It was produced in six sizes and different mohair fabric, the smaller ones containing squeakers, while the larger ones were fitted with growlers. A similar toy was reintroduced in 1950 and called the “Tricky Yes/No Bear”, some of which were fitted with Swiss musical mechanisms.
Another charmer was the so-called Bellhop Bear which dates from 1921. Very rare today, it is a very lucky collector indeed who finds an example like the one illustrated wearing the livery of a hotel bellhop: red tunic, black pants, pillbox hat and a leather bag for carrying his messages.
The bear is fully jointed, while his tail can be moved to operate his head. He was also fitted with a squeaker inside his chest and along with policemen, clowns and performing circus bears, examples are sometimes found with roller skate on their feet, which were delight for the children who played with them.
Interestingly, Schuco also made a roller skating bear toy that was probably inspired by Alice Teddy, a real-life bear whose skating party trick wowed audiences in the United States before the First World War.
Another favourite was the Janus bear, made in 1954, which has two faces — one ugly and sticking out his tongue, the other smiling and genial. A small brass knob at the base of its body moves the toy’s head when it is turned from side to side.
By necessity, collectors of Schuco toys are a rare breed. The Charlie Chaplin figure is itself worth £1,000, while the Bellhop Bear could make two or three times that, particularly for an example in mint and boxed condition. However, because only the finest materials were used in the manufacture of the toys, a surprisingly large number have survived.

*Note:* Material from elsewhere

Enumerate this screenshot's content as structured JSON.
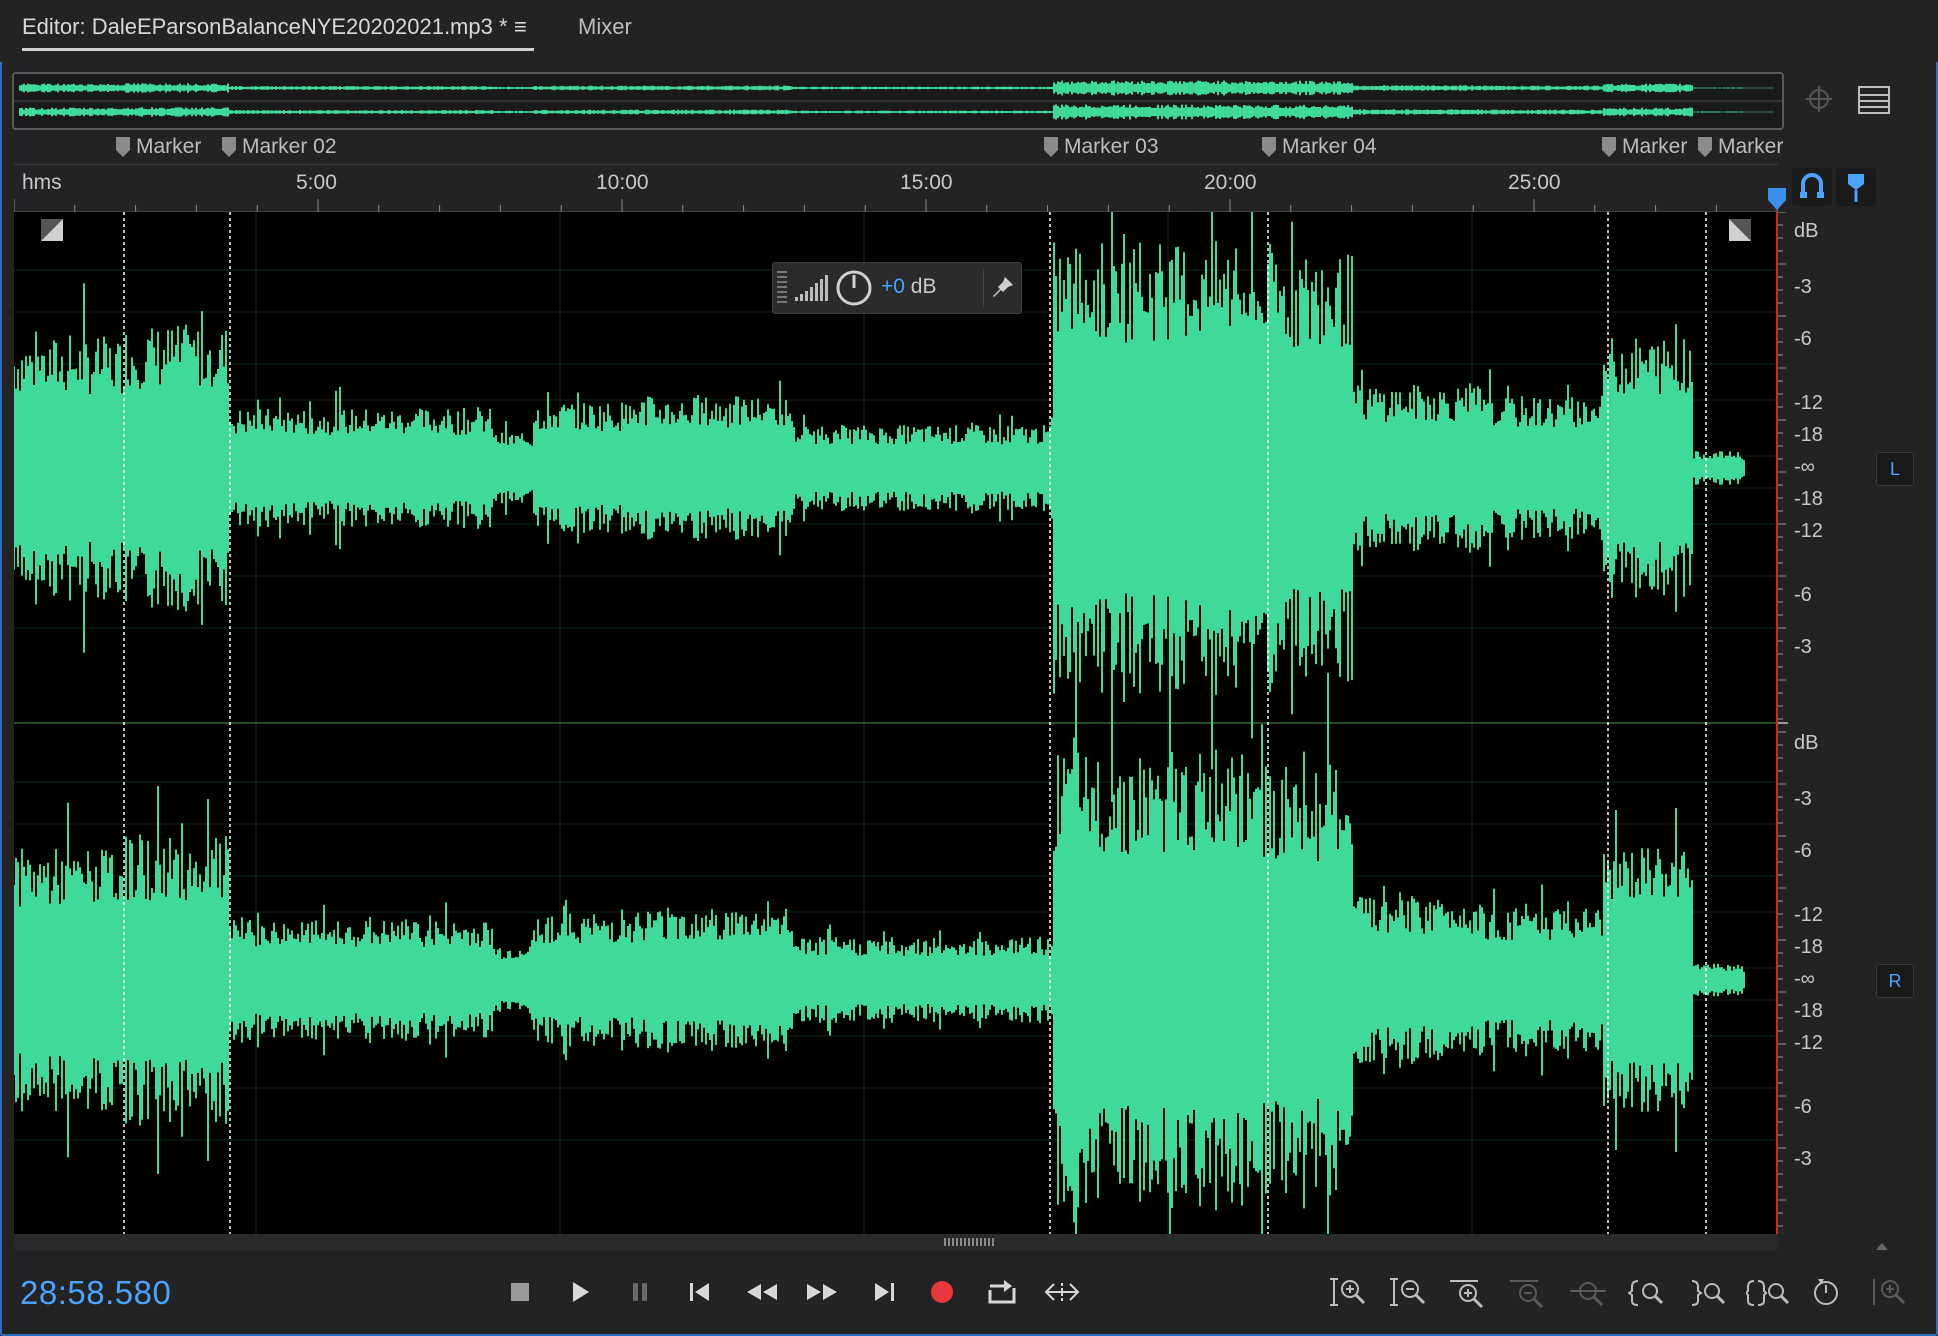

So keep a look-out for the unmistakable trademark name and written in script.
Main picture shows: Schuco’s Bellhop Bear. This one is in excellent original condition and worth £1,500-2,000. Note the trademark label on his chest. The mark shows a chubby faced boy, but this later changed to the name in script
Clutching at a fortune
Ladies’ fashion in the Roaring Forties dictated that handbags should be tiny, small enough to be clutched in the hand, hence the name clutchbag.
The problem then was where to keep all the stuff that women carry around with them.
Schuco had the perfect answer when, in 1942, they produced the novel little Teddy bears and monkeys like the ones pictured here.
Concealed within their tiny bodies, which hinge open somewhat disconcertingly, are a powder compact, a mirror, and a lipstick which pops out of what would have been the creature’s neck!
Others open to reveal a perfume atomiser, or even a minute bottle of whisky — another essential, specially when there is a nip in the air!
These amusing little creatures — they measure about 3 1/2 inches in height — were made in brightly-coloured short, bristly mohair around a metal body and were retailed by Schuco in a line called “Piccolo” bears. Today, they’re each worth £300-500. Photo: Byrne’s Chester